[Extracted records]

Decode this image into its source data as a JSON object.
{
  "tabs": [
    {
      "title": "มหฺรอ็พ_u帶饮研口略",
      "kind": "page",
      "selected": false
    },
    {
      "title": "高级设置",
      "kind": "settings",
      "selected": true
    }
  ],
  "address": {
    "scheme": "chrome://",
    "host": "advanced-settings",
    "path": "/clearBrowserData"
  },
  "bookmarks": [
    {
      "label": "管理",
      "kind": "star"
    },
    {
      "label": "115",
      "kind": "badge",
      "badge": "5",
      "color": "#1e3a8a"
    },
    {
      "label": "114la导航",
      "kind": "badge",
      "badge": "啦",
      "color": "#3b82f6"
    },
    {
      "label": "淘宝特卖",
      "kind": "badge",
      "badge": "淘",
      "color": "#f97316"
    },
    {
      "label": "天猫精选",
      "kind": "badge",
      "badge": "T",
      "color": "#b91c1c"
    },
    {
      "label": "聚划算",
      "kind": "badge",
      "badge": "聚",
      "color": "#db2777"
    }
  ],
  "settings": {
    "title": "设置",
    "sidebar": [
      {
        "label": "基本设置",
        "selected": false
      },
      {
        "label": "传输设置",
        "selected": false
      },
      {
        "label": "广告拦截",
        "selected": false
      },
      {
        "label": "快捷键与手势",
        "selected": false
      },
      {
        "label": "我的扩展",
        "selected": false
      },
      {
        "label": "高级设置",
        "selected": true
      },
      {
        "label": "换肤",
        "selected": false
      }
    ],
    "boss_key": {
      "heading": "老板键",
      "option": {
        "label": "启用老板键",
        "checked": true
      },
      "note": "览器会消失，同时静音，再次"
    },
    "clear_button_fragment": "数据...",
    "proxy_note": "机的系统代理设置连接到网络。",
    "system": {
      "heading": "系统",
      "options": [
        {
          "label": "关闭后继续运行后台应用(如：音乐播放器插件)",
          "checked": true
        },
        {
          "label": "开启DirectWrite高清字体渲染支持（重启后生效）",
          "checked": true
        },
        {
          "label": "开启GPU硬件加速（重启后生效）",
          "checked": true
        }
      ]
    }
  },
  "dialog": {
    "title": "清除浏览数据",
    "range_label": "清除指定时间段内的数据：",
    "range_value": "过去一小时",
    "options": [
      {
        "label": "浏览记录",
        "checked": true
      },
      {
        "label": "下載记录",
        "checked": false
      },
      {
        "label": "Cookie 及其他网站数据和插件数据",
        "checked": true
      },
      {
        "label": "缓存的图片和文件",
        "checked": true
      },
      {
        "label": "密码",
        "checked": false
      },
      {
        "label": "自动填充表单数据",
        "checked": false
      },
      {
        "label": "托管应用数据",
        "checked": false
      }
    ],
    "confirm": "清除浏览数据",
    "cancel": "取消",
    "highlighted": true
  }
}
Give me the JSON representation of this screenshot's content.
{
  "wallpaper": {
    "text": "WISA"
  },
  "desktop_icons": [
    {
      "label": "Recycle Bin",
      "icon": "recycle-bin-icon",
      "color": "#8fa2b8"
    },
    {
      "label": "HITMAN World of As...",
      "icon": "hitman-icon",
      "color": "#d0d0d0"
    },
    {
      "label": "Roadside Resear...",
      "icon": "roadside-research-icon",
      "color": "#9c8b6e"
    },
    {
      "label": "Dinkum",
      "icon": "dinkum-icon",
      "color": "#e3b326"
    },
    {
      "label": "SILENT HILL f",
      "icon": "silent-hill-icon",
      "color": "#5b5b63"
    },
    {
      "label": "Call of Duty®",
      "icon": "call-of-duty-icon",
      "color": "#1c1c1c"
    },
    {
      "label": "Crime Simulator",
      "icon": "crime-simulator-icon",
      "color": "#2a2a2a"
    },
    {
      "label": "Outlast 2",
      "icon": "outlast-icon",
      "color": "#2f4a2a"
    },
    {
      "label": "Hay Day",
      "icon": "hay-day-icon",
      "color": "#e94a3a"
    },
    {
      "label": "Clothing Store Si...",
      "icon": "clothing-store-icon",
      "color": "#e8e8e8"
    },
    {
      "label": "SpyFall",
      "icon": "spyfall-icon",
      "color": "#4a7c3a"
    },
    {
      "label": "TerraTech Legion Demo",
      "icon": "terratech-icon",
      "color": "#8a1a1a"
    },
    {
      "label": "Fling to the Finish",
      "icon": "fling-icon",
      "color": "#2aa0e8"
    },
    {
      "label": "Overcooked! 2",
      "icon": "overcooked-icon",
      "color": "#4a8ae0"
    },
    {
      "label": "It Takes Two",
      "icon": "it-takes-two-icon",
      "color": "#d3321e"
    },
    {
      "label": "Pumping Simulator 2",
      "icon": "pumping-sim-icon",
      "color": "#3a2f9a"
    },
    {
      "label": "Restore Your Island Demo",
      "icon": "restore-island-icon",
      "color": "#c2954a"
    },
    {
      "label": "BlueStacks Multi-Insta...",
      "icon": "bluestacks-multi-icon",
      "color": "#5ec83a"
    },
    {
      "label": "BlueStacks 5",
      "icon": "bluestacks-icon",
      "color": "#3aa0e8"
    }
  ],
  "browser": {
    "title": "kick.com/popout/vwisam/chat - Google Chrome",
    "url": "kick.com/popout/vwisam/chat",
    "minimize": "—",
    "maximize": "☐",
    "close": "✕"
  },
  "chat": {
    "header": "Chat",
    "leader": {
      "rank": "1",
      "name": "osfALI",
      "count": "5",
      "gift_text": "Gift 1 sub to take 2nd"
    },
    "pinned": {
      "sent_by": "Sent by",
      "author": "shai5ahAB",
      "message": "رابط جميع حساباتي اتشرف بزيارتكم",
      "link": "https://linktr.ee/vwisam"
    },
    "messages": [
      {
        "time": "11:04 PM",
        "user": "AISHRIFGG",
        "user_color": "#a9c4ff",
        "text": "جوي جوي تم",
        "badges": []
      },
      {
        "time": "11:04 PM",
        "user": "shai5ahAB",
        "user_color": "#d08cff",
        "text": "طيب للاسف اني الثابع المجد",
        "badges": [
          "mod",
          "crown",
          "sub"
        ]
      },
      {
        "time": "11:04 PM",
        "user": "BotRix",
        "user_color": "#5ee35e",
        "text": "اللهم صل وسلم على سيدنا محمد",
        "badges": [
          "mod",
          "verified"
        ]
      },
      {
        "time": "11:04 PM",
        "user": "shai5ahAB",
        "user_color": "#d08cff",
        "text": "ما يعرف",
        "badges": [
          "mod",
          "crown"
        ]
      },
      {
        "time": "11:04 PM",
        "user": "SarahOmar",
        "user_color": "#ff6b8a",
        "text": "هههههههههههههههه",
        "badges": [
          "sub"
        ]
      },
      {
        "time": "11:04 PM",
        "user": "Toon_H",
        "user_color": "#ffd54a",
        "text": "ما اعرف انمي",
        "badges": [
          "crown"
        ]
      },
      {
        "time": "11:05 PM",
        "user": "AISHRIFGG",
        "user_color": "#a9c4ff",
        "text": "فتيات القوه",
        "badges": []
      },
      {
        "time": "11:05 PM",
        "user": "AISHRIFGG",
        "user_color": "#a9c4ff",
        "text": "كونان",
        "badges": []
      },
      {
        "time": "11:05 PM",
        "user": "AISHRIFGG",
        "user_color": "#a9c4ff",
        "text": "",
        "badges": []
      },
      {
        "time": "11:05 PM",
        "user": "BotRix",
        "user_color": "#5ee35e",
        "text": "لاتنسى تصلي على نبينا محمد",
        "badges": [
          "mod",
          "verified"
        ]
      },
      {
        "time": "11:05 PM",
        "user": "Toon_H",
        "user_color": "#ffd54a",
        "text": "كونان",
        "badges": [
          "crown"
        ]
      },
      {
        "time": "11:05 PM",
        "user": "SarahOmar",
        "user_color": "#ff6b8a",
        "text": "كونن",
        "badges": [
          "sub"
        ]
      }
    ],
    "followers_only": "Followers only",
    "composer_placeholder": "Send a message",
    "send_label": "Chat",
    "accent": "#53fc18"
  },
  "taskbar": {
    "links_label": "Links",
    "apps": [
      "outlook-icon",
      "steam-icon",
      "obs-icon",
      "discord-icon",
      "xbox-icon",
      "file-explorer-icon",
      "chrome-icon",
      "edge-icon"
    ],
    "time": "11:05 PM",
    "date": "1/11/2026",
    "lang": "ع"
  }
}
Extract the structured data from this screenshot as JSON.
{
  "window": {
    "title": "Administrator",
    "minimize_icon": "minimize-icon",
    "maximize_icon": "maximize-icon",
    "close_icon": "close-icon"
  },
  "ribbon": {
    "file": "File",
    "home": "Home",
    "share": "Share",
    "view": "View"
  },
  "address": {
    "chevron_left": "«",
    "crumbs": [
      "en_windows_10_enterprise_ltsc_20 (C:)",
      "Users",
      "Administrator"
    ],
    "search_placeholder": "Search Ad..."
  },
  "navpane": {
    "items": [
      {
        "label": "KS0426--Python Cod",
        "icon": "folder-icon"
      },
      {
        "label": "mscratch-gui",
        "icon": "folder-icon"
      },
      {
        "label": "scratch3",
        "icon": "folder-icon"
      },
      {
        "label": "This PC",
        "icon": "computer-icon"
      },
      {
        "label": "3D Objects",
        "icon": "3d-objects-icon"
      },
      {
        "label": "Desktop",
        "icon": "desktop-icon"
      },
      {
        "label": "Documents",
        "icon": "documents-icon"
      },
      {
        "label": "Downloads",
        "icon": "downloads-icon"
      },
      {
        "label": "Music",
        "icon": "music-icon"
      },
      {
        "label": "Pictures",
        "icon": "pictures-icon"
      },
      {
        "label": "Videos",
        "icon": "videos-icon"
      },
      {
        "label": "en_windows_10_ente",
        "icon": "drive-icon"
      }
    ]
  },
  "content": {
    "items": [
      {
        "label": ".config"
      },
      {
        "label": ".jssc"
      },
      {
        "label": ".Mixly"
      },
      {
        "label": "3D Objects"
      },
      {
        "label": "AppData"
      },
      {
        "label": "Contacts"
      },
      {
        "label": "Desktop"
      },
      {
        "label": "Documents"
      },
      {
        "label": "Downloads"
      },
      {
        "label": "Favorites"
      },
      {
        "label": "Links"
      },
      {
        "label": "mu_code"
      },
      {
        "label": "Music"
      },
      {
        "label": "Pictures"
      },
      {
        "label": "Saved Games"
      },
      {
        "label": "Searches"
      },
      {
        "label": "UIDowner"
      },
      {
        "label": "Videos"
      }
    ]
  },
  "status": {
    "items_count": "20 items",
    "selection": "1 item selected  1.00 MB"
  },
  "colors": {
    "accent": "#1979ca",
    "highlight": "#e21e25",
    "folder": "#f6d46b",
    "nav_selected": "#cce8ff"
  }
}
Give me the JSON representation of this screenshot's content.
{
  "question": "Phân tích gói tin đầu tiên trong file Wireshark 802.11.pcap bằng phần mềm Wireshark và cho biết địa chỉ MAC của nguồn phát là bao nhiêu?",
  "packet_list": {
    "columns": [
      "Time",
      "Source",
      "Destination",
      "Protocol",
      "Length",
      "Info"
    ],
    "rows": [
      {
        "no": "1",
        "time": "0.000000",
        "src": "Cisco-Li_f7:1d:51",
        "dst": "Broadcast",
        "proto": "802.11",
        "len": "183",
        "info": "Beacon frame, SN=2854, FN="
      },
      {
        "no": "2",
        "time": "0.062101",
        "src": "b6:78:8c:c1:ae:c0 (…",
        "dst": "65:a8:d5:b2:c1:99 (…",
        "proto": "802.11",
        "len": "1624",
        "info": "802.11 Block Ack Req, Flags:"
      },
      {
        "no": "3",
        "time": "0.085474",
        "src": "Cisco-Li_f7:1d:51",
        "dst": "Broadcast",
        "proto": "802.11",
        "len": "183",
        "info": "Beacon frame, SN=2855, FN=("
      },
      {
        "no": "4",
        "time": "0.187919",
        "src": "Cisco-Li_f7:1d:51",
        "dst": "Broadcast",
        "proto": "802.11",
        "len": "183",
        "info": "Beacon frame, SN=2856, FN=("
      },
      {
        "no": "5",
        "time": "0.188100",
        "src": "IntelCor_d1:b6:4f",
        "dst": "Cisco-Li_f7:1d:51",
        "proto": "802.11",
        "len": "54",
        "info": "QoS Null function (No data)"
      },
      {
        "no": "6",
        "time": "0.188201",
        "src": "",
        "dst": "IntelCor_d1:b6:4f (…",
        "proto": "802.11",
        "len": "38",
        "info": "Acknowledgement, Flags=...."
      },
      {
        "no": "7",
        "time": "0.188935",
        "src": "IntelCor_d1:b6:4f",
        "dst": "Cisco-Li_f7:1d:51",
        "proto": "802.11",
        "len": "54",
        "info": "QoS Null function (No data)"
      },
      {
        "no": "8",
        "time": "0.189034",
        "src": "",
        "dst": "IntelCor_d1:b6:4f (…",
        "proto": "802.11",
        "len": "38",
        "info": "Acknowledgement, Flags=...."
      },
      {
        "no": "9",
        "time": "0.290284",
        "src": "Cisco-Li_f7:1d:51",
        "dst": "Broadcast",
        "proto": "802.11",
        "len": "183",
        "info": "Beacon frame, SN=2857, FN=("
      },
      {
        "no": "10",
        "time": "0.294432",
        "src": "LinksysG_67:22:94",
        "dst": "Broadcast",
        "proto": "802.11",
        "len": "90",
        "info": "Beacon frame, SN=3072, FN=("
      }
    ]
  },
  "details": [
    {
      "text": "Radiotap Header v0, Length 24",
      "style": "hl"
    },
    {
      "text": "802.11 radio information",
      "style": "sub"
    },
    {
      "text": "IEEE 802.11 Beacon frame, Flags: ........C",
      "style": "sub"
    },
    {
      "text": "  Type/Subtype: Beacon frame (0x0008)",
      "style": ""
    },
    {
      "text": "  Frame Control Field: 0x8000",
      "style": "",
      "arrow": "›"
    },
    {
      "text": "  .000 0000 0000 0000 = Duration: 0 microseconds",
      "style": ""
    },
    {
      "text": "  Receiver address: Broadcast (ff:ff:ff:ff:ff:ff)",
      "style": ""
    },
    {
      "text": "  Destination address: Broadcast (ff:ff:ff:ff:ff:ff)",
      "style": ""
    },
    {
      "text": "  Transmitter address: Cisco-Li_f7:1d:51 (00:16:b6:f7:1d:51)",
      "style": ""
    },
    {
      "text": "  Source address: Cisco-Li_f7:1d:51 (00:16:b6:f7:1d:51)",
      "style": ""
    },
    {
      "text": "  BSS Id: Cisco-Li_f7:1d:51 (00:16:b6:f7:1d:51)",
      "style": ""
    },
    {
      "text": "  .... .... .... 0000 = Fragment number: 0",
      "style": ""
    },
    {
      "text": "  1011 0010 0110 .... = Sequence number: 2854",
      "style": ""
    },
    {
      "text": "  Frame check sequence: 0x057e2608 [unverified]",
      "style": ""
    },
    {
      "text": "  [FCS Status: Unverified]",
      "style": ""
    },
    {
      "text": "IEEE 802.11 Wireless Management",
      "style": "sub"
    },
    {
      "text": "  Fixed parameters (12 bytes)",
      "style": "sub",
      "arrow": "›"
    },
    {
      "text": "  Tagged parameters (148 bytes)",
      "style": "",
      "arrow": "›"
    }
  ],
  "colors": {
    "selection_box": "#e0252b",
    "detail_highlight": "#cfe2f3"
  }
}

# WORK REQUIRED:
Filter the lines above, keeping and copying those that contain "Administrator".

# EXERCISE SOLUTION:
    "title": "Administrator",
      "Administrator"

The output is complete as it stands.